What the task asks.
Search for the word "sitesi" in the entries. Each line that holds it should be copied.

*** Source data Section Begins ***

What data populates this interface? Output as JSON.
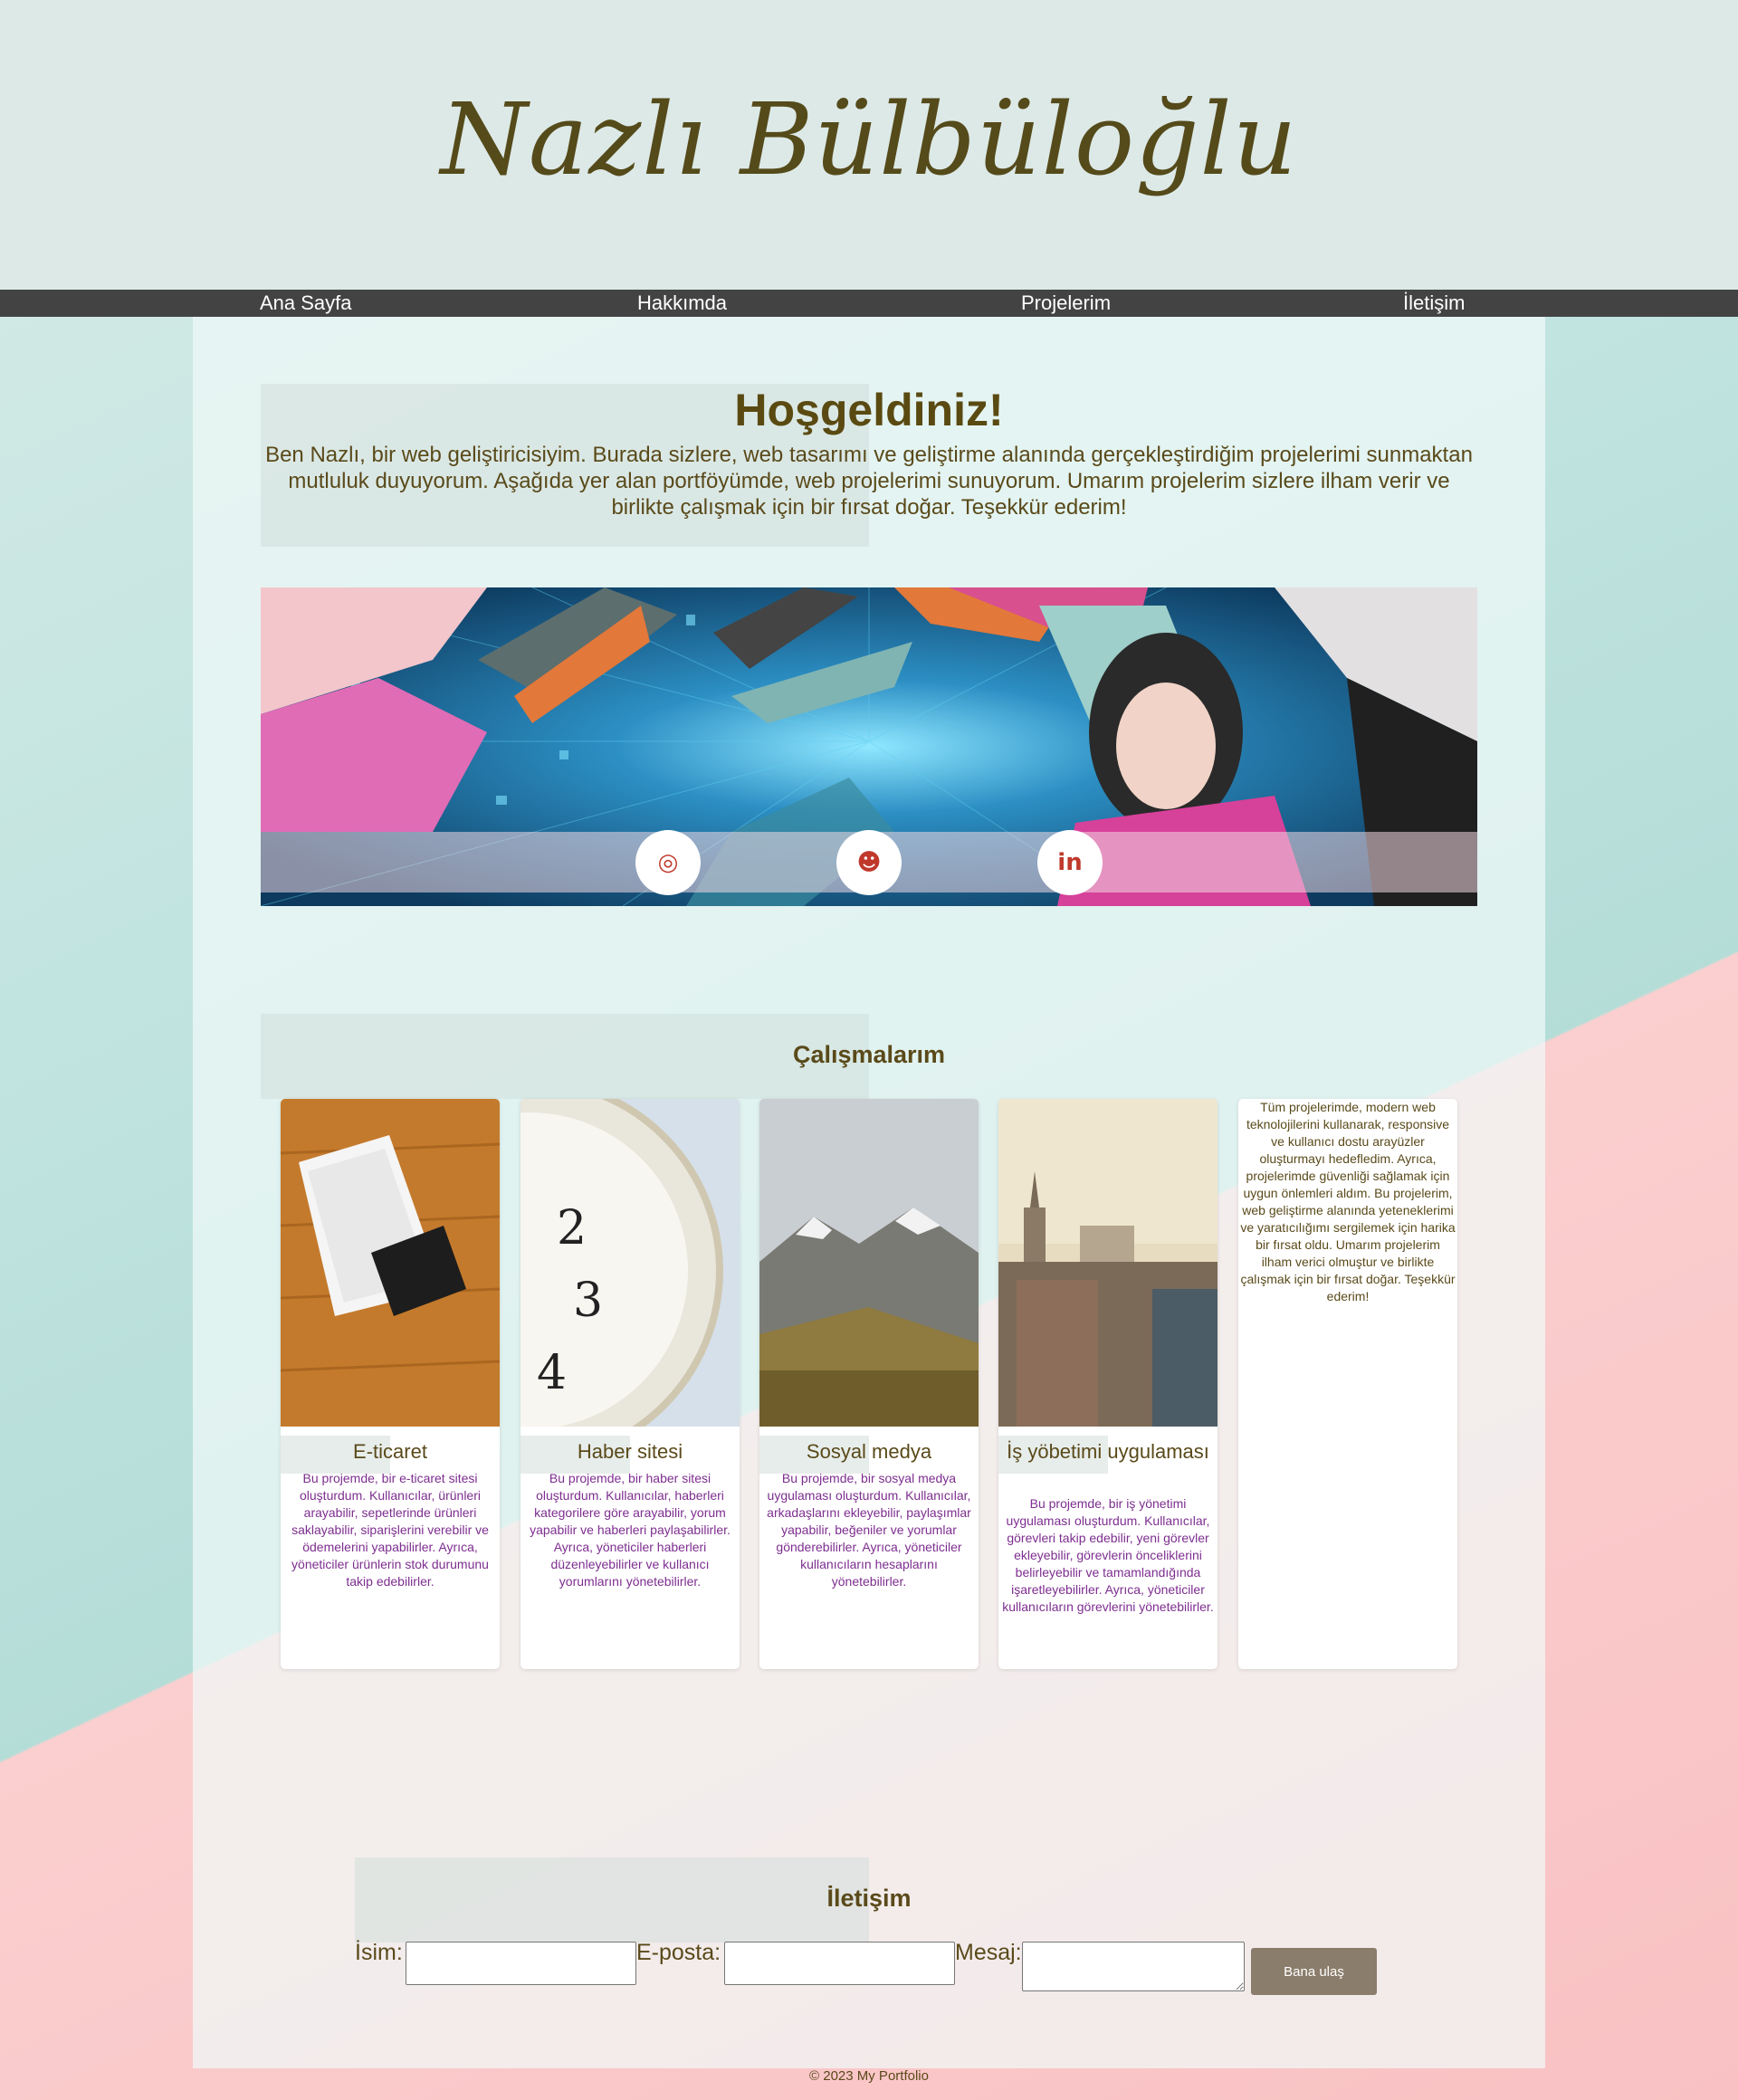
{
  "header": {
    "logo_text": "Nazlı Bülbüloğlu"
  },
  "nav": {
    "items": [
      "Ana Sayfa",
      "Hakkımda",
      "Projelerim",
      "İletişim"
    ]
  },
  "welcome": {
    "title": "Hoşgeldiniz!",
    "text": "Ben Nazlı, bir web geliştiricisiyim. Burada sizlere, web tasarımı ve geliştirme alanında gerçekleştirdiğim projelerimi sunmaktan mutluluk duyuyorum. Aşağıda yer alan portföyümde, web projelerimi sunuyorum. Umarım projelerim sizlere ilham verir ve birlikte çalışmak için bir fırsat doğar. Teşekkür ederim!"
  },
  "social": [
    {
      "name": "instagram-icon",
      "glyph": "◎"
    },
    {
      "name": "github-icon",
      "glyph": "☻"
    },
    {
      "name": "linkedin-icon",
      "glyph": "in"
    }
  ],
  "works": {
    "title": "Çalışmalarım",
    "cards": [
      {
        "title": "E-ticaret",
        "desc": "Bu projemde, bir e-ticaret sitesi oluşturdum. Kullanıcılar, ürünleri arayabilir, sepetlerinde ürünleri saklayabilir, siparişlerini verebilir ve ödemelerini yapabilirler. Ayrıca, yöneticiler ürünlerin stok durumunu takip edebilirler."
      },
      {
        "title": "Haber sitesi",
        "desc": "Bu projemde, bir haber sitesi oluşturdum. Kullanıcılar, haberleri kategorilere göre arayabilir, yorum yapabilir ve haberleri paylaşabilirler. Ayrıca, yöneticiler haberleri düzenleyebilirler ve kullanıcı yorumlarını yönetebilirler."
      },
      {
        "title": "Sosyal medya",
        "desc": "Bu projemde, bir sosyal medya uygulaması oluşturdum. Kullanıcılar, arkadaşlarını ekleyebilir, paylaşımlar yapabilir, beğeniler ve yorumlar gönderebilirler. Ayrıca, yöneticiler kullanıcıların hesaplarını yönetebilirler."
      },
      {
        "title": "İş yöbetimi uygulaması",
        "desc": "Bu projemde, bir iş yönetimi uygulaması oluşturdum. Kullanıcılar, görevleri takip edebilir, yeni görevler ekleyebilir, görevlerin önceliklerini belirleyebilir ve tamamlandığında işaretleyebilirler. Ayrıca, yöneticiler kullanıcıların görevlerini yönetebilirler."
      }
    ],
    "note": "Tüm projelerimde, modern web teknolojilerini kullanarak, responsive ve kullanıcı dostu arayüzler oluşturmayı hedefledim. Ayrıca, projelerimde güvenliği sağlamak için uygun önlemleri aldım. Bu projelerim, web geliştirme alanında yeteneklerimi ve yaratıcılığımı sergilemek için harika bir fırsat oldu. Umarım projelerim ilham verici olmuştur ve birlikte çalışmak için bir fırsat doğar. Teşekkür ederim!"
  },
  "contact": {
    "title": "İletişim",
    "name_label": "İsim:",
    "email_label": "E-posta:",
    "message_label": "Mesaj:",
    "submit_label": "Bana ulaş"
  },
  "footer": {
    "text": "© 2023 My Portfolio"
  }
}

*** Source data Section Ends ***
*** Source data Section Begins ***

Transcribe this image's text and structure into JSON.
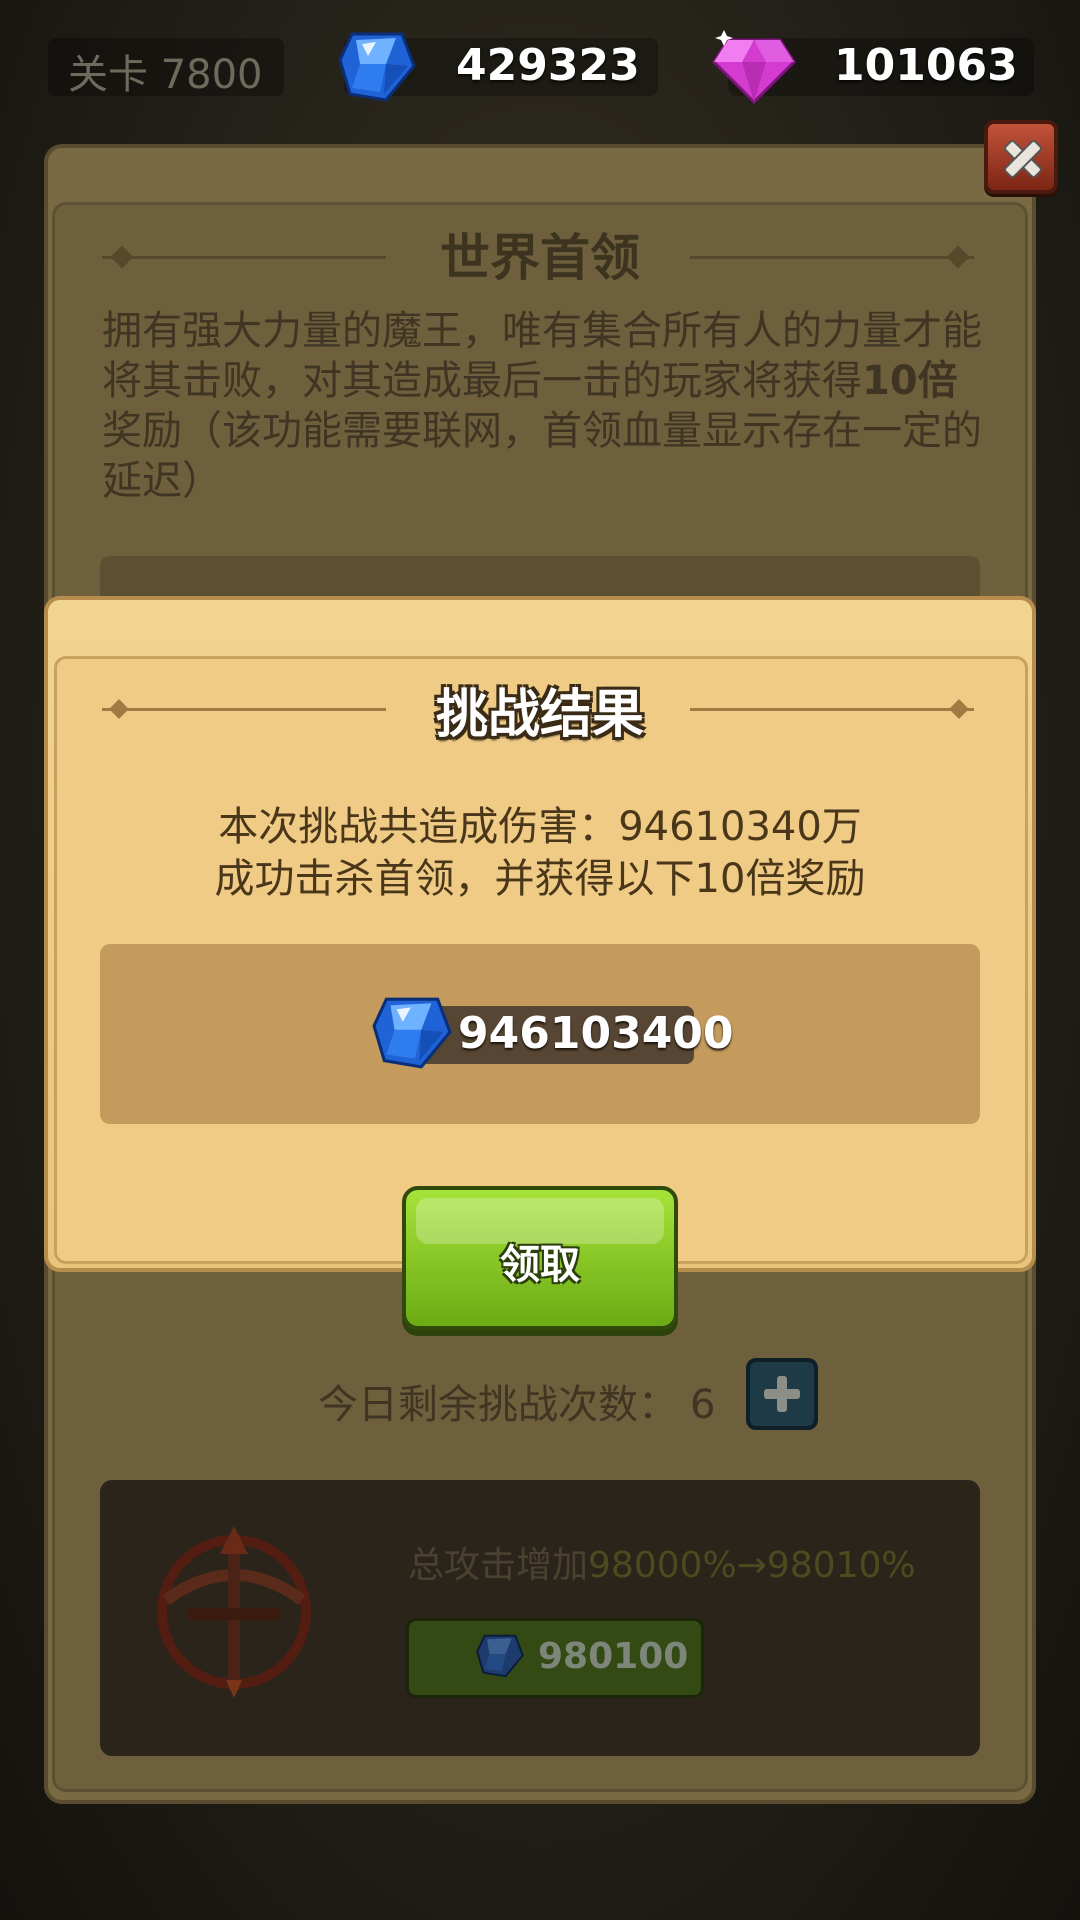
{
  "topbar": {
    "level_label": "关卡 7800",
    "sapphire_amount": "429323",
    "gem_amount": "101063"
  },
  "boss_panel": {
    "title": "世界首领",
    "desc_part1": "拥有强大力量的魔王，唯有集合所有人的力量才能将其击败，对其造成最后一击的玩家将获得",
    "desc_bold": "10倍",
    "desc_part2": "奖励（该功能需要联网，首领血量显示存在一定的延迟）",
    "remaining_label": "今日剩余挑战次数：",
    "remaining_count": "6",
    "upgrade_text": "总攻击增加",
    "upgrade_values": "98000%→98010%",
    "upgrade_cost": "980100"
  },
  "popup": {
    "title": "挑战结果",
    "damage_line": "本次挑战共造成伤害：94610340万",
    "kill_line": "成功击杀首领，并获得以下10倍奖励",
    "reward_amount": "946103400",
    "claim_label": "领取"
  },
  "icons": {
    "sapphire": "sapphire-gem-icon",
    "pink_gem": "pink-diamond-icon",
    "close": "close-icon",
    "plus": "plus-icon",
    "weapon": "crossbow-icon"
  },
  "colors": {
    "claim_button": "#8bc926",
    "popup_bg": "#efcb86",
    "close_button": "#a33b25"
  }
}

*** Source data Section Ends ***

Exercise answer.
        "desc": "Bu projemde, bir e-ticaret sitesi oluşturdum. Kullanıcılar, ürünleri arayabilir, sepetlerinde ürünleri saklayabilir, siparişlerini verebilir ve ödemelerini yapabilirler. Ayrıca, yöneticiler ürünlerin stok durumunu takip edebilirler."
        "title": "Haber sitesi",
        "desc": "Bu projemde, bir haber sitesi oluşturdum. Kullanıcılar, haberleri kategorilere göre arayabilir, yorum yapabilir ve haberleri paylaşabilirler. Ayrıca, yöneticiler haberleri düzenleyebilirler ve kullanıcı yorumlarını yönetebilirler."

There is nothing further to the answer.